Home, Savoury Home
Last year, I boarded a departing flight from the USA with a heart four kilograms heavy and with seven lumps in my throat.
I’d left Australia several weeks earlier in a desperate bid to escape the blue realms of my reality that were work, eat, sleep, lift a few weights and repeat. My motivation to tackle life had been shredded, and I no longer had the beans necessary to will myself out of slumber each morning.
To me, every road in Bathurst had a predictable end, as did every day I spent there. I’d go to work in a place I’d overstayed for years, smiling at customers who only half-acknowledged my greetings. I’d park in the same spot in a dry concrete plaza and eat from the same café nearby, ordering from a menu I knew back to front. My energy was no longer available. I’d grown too accustomed to the flora and fauna and buildings, and Bathurst had mostly become a palette of dried Earth tones with memorised patterns of potholes in the road. I tried to seek out a sense of new, anything I hadn’t seen before, only to find myself more and more disappointed.
Keeping a quiet existence is one that mostly fulfils me, yet at times, I’d feel a gentle or even monstrous pull to take a literal leap across the lands to seek a greater version of good.
This had been one of those times.
“Welcome to New York, it’s been waiting for you,” sang Taylor Swift, filling my sister and I with joy. It was song we’d come to know by heart after hearing it more than 273 times on the city tour bus.
I spent many great weeks with my sister in New York’s autumn amongst the pumpkins and ghouls of the Halloween holiday, and felt increasing enraptured by the city as the days wore on.
Even the simple act of getting out of bed and making breakfast was more enticing in New York. We’d begin each day at an easy hour in our Harlem apartment, digesting both supermarket snack finds and quick Netflix sessions.

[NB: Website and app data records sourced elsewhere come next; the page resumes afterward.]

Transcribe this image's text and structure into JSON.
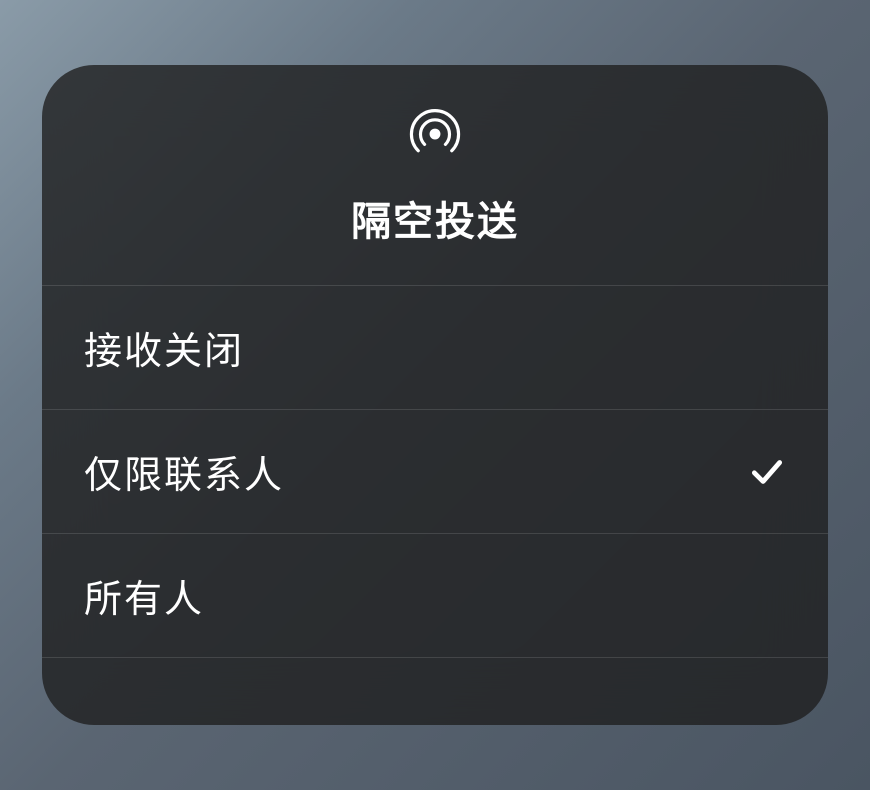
{
  "header": {
    "title": "隔空投送",
    "icon": "airdrop-icon"
  },
  "options": [
    {
      "label": "接收关闭",
      "selected": false
    },
    {
      "label": "仅限联系人",
      "selected": true
    },
    {
      "label": "所有人",
      "selected": false
    }
  ]
}
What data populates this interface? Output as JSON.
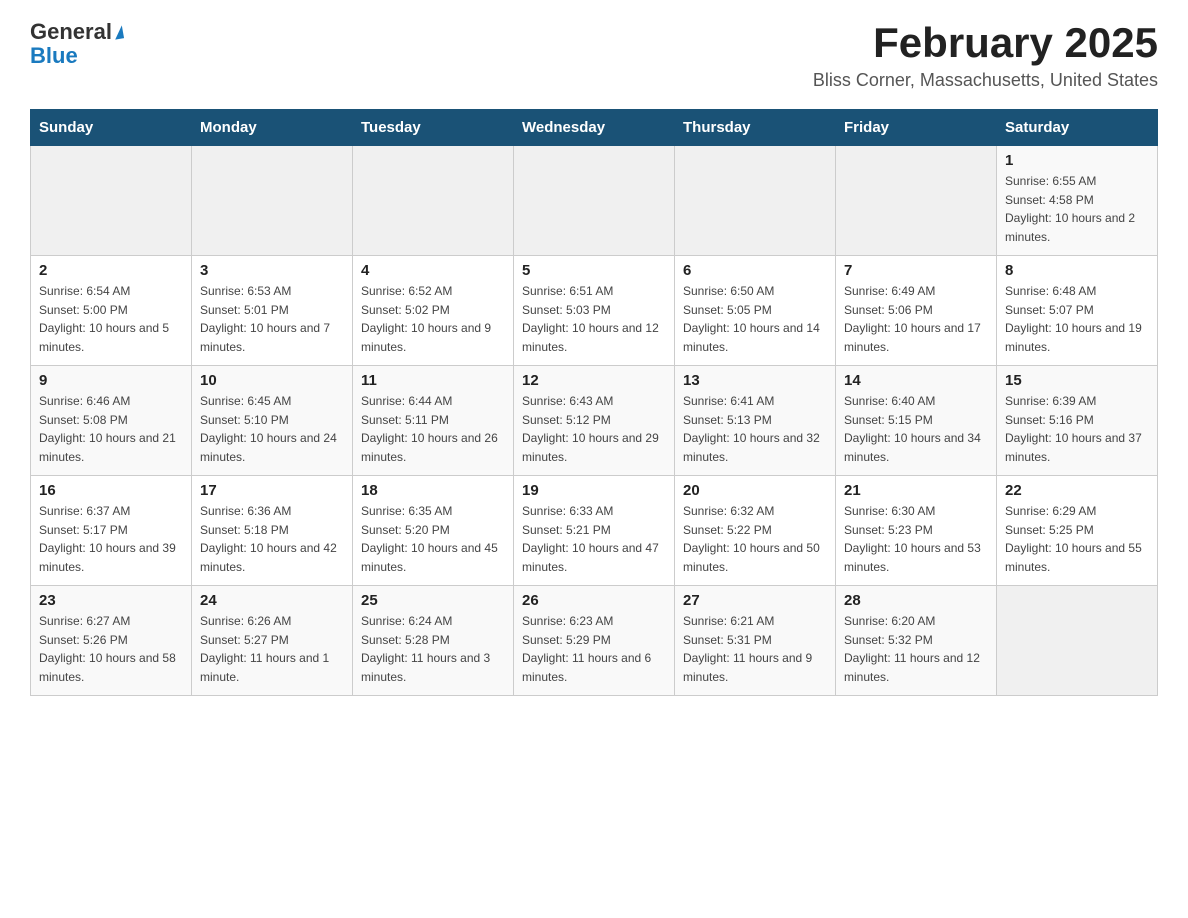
{
  "logo": {
    "text_general": "General",
    "logo_arrow": "▲",
    "text_blue": "Blue"
  },
  "header": {
    "title": "February 2025",
    "subtitle": "Bliss Corner, Massachusetts, United States"
  },
  "days_of_week": [
    "Sunday",
    "Monday",
    "Tuesday",
    "Wednesday",
    "Thursday",
    "Friday",
    "Saturday"
  ],
  "weeks": [
    [
      {
        "day": "",
        "info": ""
      },
      {
        "day": "",
        "info": ""
      },
      {
        "day": "",
        "info": ""
      },
      {
        "day": "",
        "info": ""
      },
      {
        "day": "",
        "info": ""
      },
      {
        "day": "",
        "info": ""
      },
      {
        "day": "1",
        "info": "Sunrise: 6:55 AM\nSunset: 4:58 PM\nDaylight: 10 hours and 2 minutes."
      }
    ],
    [
      {
        "day": "2",
        "info": "Sunrise: 6:54 AM\nSunset: 5:00 PM\nDaylight: 10 hours and 5 minutes."
      },
      {
        "day": "3",
        "info": "Sunrise: 6:53 AM\nSunset: 5:01 PM\nDaylight: 10 hours and 7 minutes."
      },
      {
        "day": "4",
        "info": "Sunrise: 6:52 AM\nSunset: 5:02 PM\nDaylight: 10 hours and 9 minutes."
      },
      {
        "day": "5",
        "info": "Sunrise: 6:51 AM\nSunset: 5:03 PM\nDaylight: 10 hours and 12 minutes."
      },
      {
        "day": "6",
        "info": "Sunrise: 6:50 AM\nSunset: 5:05 PM\nDaylight: 10 hours and 14 minutes."
      },
      {
        "day": "7",
        "info": "Sunrise: 6:49 AM\nSunset: 5:06 PM\nDaylight: 10 hours and 17 minutes."
      },
      {
        "day": "8",
        "info": "Sunrise: 6:48 AM\nSunset: 5:07 PM\nDaylight: 10 hours and 19 minutes."
      }
    ],
    [
      {
        "day": "9",
        "info": "Sunrise: 6:46 AM\nSunset: 5:08 PM\nDaylight: 10 hours and 21 minutes."
      },
      {
        "day": "10",
        "info": "Sunrise: 6:45 AM\nSunset: 5:10 PM\nDaylight: 10 hours and 24 minutes."
      },
      {
        "day": "11",
        "info": "Sunrise: 6:44 AM\nSunset: 5:11 PM\nDaylight: 10 hours and 26 minutes."
      },
      {
        "day": "12",
        "info": "Sunrise: 6:43 AM\nSunset: 5:12 PM\nDaylight: 10 hours and 29 minutes."
      },
      {
        "day": "13",
        "info": "Sunrise: 6:41 AM\nSunset: 5:13 PM\nDaylight: 10 hours and 32 minutes."
      },
      {
        "day": "14",
        "info": "Sunrise: 6:40 AM\nSunset: 5:15 PM\nDaylight: 10 hours and 34 minutes."
      },
      {
        "day": "15",
        "info": "Sunrise: 6:39 AM\nSunset: 5:16 PM\nDaylight: 10 hours and 37 minutes."
      }
    ],
    [
      {
        "day": "16",
        "info": "Sunrise: 6:37 AM\nSunset: 5:17 PM\nDaylight: 10 hours and 39 minutes."
      },
      {
        "day": "17",
        "info": "Sunrise: 6:36 AM\nSunset: 5:18 PM\nDaylight: 10 hours and 42 minutes."
      },
      {
        "day": "18",
        "info": "Sunrise: 6:35 AM\nSunset: 5:20 PM\nDaylight: 10 hours and 45 minutes."
      },
      {
        "day": "19",
        "info": "Sunrise: 6:33 AM\nSunset: 5:21 PM\nDaylight: 10 hours and 47 minutes."
      },
      {
        "day": "20",
        "info": "Sunrise: 6:32 AM\nSunset: 5:22 PM\nDaylight: 10 hours and 50 minutes."
      },
      {
        "day": "21",
        "info": "Sunrise: 6:30 AM\nSunset: 5:23 PM\nDaylight: 10 hours and 53 minutes."
      },
      {
        "day": "22",
        "info": "Sunrise: 6:29 AM\nSunset: 5:25 PM\nDaylight: 10 hours and 55 minutes."
      }
    ],
    [
      {
        "day": "23",
        "info": "Sunrise: 6:27 AM\nSunset: 5:26 PM\nDaylight: 10 hours and 58 minutes."
      },
      {
        "day": "24",
        "info": "Sunrise: 6:26 AM\nSunset: 5:27 PM\nDaylight: 11 hours and 1 minute."
      },
      {
        "day": "25",
        "info": "Sunrise: 6:24 AM\nSunset: 5:28 PM\nDaylight: 11 hours and 3 minutes."
      },
      {
        "day": "26",
        "info": "Sunrise: 6:23 AM\nSunset: 5:29 PM\nDaylight: 11 hours and 6 minutes."
      },
      {
        "day": "27",
        "info": "Sunrise: 6:21 AM\nSunset: 5:31 PM\nDaylight: 11 hours and 9 minutes."
      },
      {
        "day": "28",
        "info": "Sunrise: 6:20 AM\nSunset: 5:32 PM\nDaylight: 11 hours and 12 minutes."
      },
      {
        "day": "",
        "info": ""
      }
    ]
  ]
}
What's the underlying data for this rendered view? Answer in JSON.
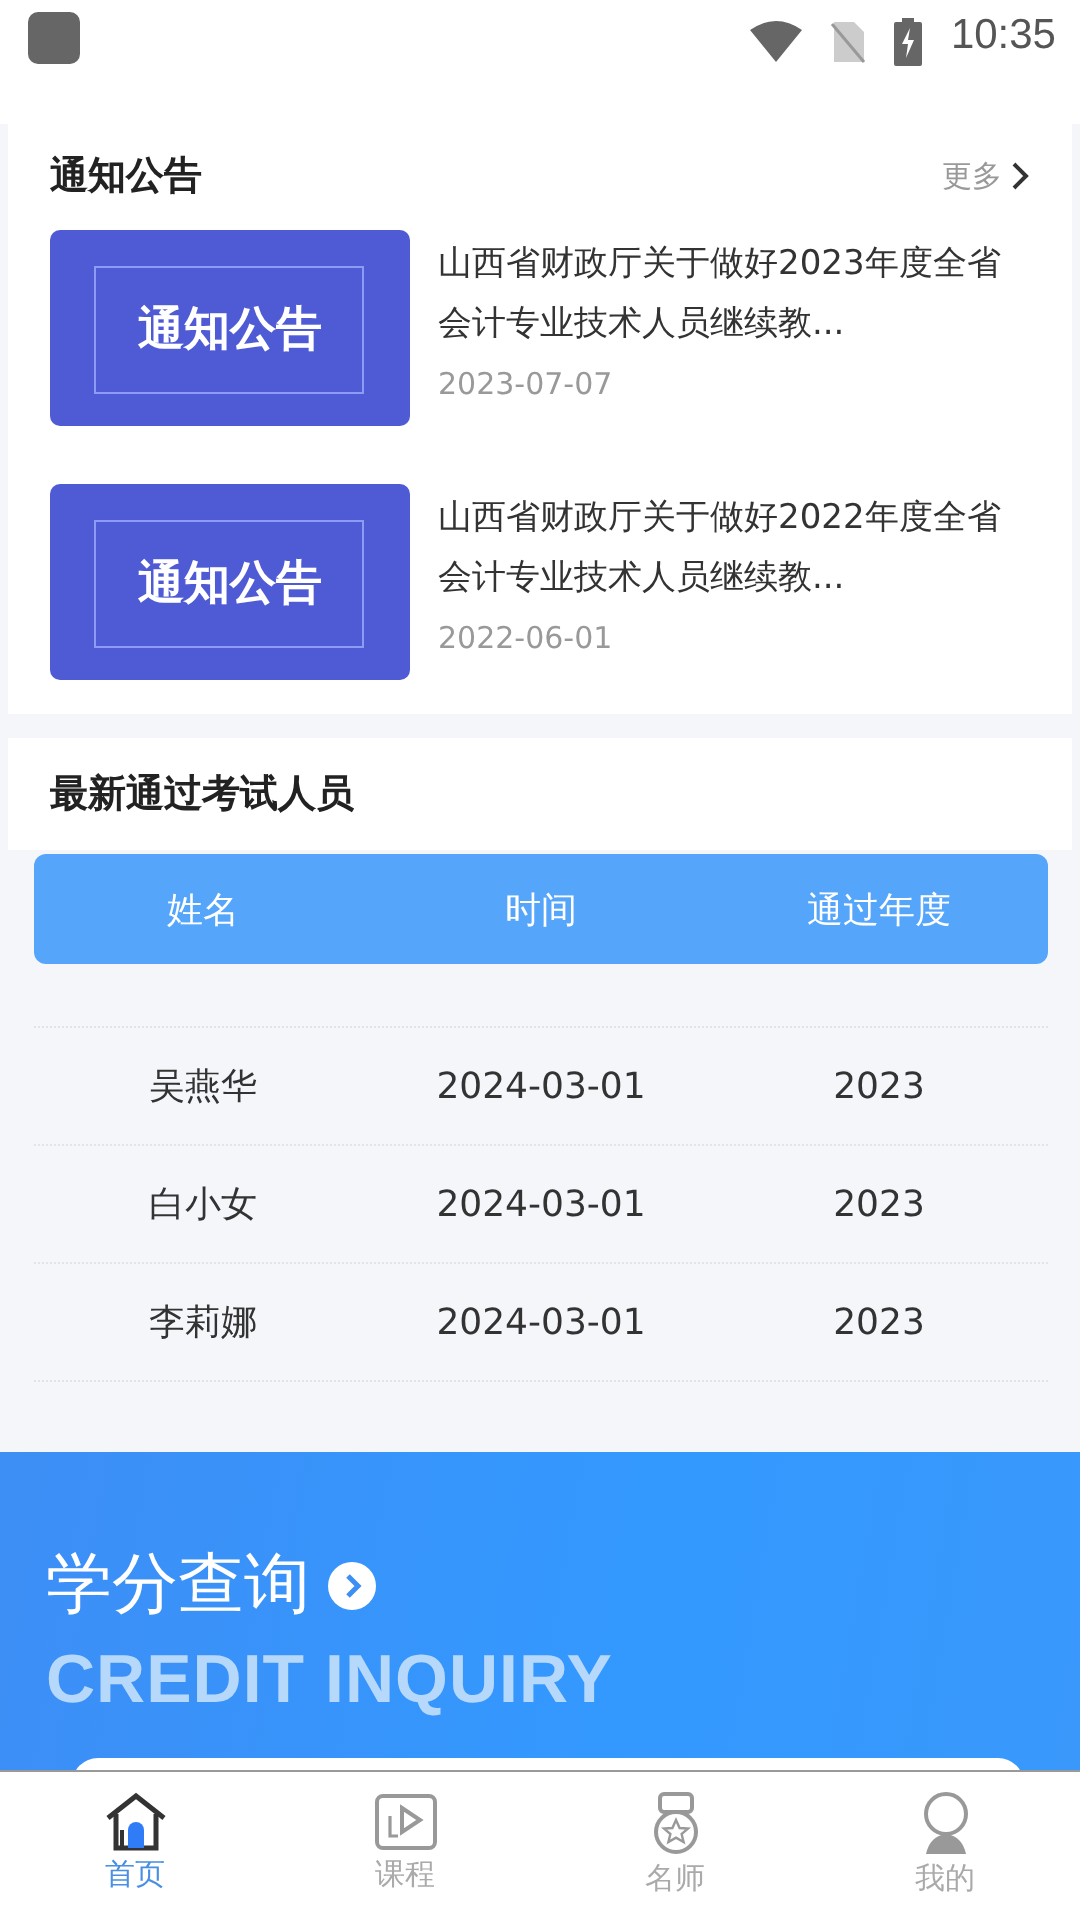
{
  "status_bar": {
    "time": "10:35"
  },
  "notices": {
    "title": "通知公告",
    "more": "更多",
    "items": [
      {
        "thumb_text": "通知公告",
        "title": "山西省财政厅关于做好2023年度全省会计专业技术人员继续教...",
        "date": "2023-07-07"
      },
      {
        "thumb_text": "通知公告",
        "title": "山西省财政厅关于做好2022年度全省会计专业技术人员继续教...",
        "date": "2022-06-01"
      }
    ]
  },
  "passed": {
    "title": "最新通过考试人员",
    "columns": [
      "姓名",
      "时间",
      "通过年度"
    ],
    "rows": [
      [
        "吴燕华",
        "2024-03-01",
        "2023"
      ],
      [
        "白小女",
        "2024-03-01",
        "2023"
      ],
      [
        "李莉娜",
        "2024-03-01",
        "2023"
      ]
    ]
  },
  "banner": {
    "title": "学分查询",
    "subtitle": "CREDIT INQUIRY"
  },
  "tabs": [
    {
      "label": "首页",
      "selected": true,
      "kind": "home"
    },
    {
      "label": "课程",
      "selected": false,
      "kind": "course"
    },
    {
      "label": "名师",
      "selected": false,
      "kind": "teacher"
    },
    {
      "label": "我的",
      "selected": false,
      "kind": "me"
    }
  ]
}
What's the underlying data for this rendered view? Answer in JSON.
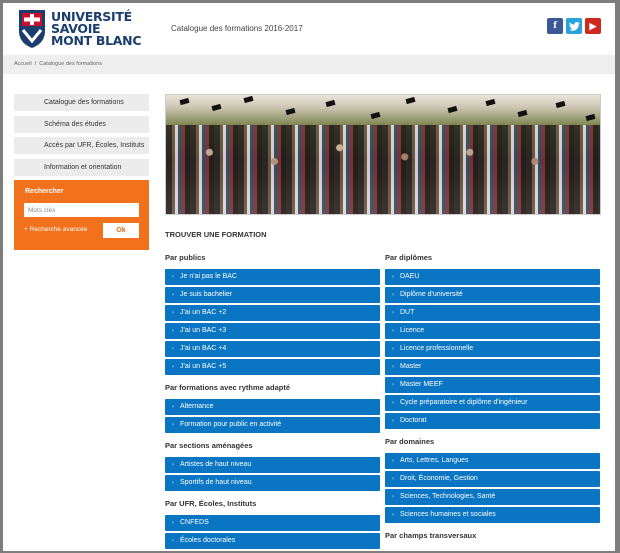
{
  "header": {
    "logo_lines": [
      "UNIVERSITÉ",
      "SAVOIE",
      "MONT BLANC"
    ],
    "catalog_title": "Catalogue des formations 2016-2017",
    "social": [
      "f",
      "t",
      "▶"
    ]
  },
  "breadcrumb": [
    "Accueil",
    "Catalogue des formations"
  ],
  "sidebar": {
    "items": [
      "Catalogue des formations",
      "Schéma des études",
      "Accès par UFR, Écoles, Instituts",
      "Information et orientation"
    ],
    "search_title": "Rechercher",
    "search_placeholder": "Mots clés",
    "advanced_link": "+ Recherche avancée",
    "ok_label": "Ok"
  },
  "main": {
    "title": "TROUVER UNE FORMATION",
    "left": [
      {
        "heading": "Par publics",
        "items": [
          "Je n'ai pas le BAC",
          "Je suis bachelier",
          "J'ai un BAC +2",
          "J'ai un BAC +3",
          "J'ai un BAC +4",
          "J'ai un BAC +5"
        ]
      },
      {
        "heading": "Par formations avec rythme adapté",
        "items": [
          "Alternance",
          "Formation pour public en activité"
        ]
      },
      {
        "heading": "Par sections aménagées",
        "items": [
          "Artistes de haut niveau",
          "Sportifs de haut niveau"
        ]
      },
      {
        "heading": "Par UFR, Écoles, Instituts",
        "items": [
          "CNFEDS",
          "Écoles doctorales"
        ]
      }
    ],
    "right": [
      {
        "heading": "Par diplômes",
        "items": [
          "DAEU",
          "Diplôme d'université",
          "DUT",
          "Licence",
          "Licence professionnelle",
          "Master",
          "Master MEEF",
          "Cycle préparatoire et diplôme d'ingénieur",
          "Doctorat"
        ]
      },
      {
        "heading": "Par domaines",
        "items": [
          "Arts, Lettres, Langues",
          "Droit, Économie, Gestion",
          "Sciences, Technologies, Santé",
          "Sciences humaines et sociales"
        ]
      },
      {
        "heading": "Par champs transversaux",
        "items": []
      }
    ]
  },
  "colors": {
    "accent_blue": "#0a75c2",
    "search_orange": "#f2711c",
    "brand_navy": "#1b3d6e"
  }
}
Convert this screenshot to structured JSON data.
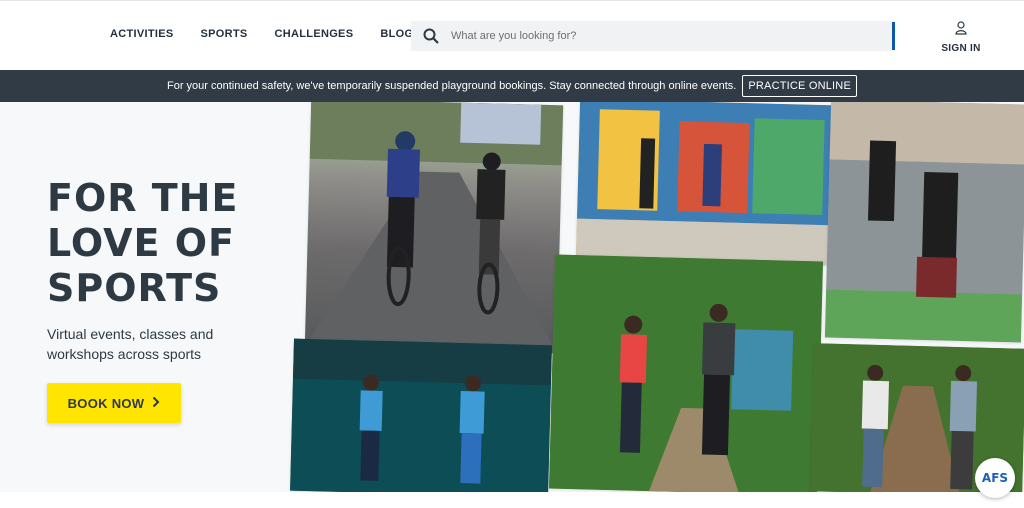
{
  "header": {
    "nav": [
      "ACTIVITIES",
      "SPORTS",
      "CHALLENGES",
      "BLOG"
    ],
    "search": {
      "placeholder": "What are you looking for?",
      "icon": "search-icon"
    },
    "signin": {
      "label": "SIGN IN",
      "icon": "user-icon"
    }
  },
  "banner": {
    "text": "For your continued safety, we've temporarily suspended playground bookings. Stay connected through online events.",
    "button": "PRACTICE ONLINE"
  },
  "hero": {
    "title_lines": [
      "FOR THE",
      "LOVE OF",
      "SPORTS"
    ],
    "subtitle": "Virtual events, classes and workshops across sports",
    "cta": "BOOK NOW"
  },
  "badge": {
    "label": "AFS"
  },
  "colors": {
    "accent": "#ffe500",
    "banner_bg": "#303b45",
    "heading": "#2d3a44"
  }
}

Next, we’d seek out maps and plans and hopes, and spread them on the counter before us to decide on something new to see. A mutual agreement later, we’d set out on foot to the nearest bus stop and head further into the depths of Manhattan.
The leaf-lined streets spruiked me clean of any drooping thoughts and left me wanting surplus slices of the city filled with doughnuts, books, noise and energy. My sister and I constantly felt as if we were intruding in scenes from a movie in the best way possible.
The city never let us down.
As our time there siphoned to a close, I felt the sturdy tugs of home time looming. I knew nothing could compare to what New York had offered me, and began to dream of harpooning my return ticket. I didn’t want to go back to Bathurst.
In true Dumbledore’s Pensieve style, a thought that continues to nag my head spaghetti is whether infinite travel is better left as a fantasy, or whether those of us who fall in love with faraway places should actively strive to make living in them a reality.
Whenever I’m planted in a location more exotic than the one I’m used to, home seems distant and irrelevant compared to the views and treats I am absorbing and devouring. Sometimes, however, in the instance of things going wrong, home becomes a place of safety, a means of finding true groundedness and an all-essential connection to the familiar.
Ultimately, home is a place to reflect upon your latest journey and to recharge for the next one. Home is there to reaffirm what we’ve been doing and help you determine what you want to do next. Home is a place of safety, of familiarity.
When beloved alien star E.T. boarded his quick flight out of California, a rainbow speared the sky as if the world’s dreams were about to come true. Sometimes, this is how it feels to go home. Other times, however uninteresting home may seem when we’re away, it’s good to know it’s always there.
And after touching down in Australia, as I took the final roundabout towards my home, Bathurst in its spring best didn’t seem so bad after all.
Cover by Van Namphuong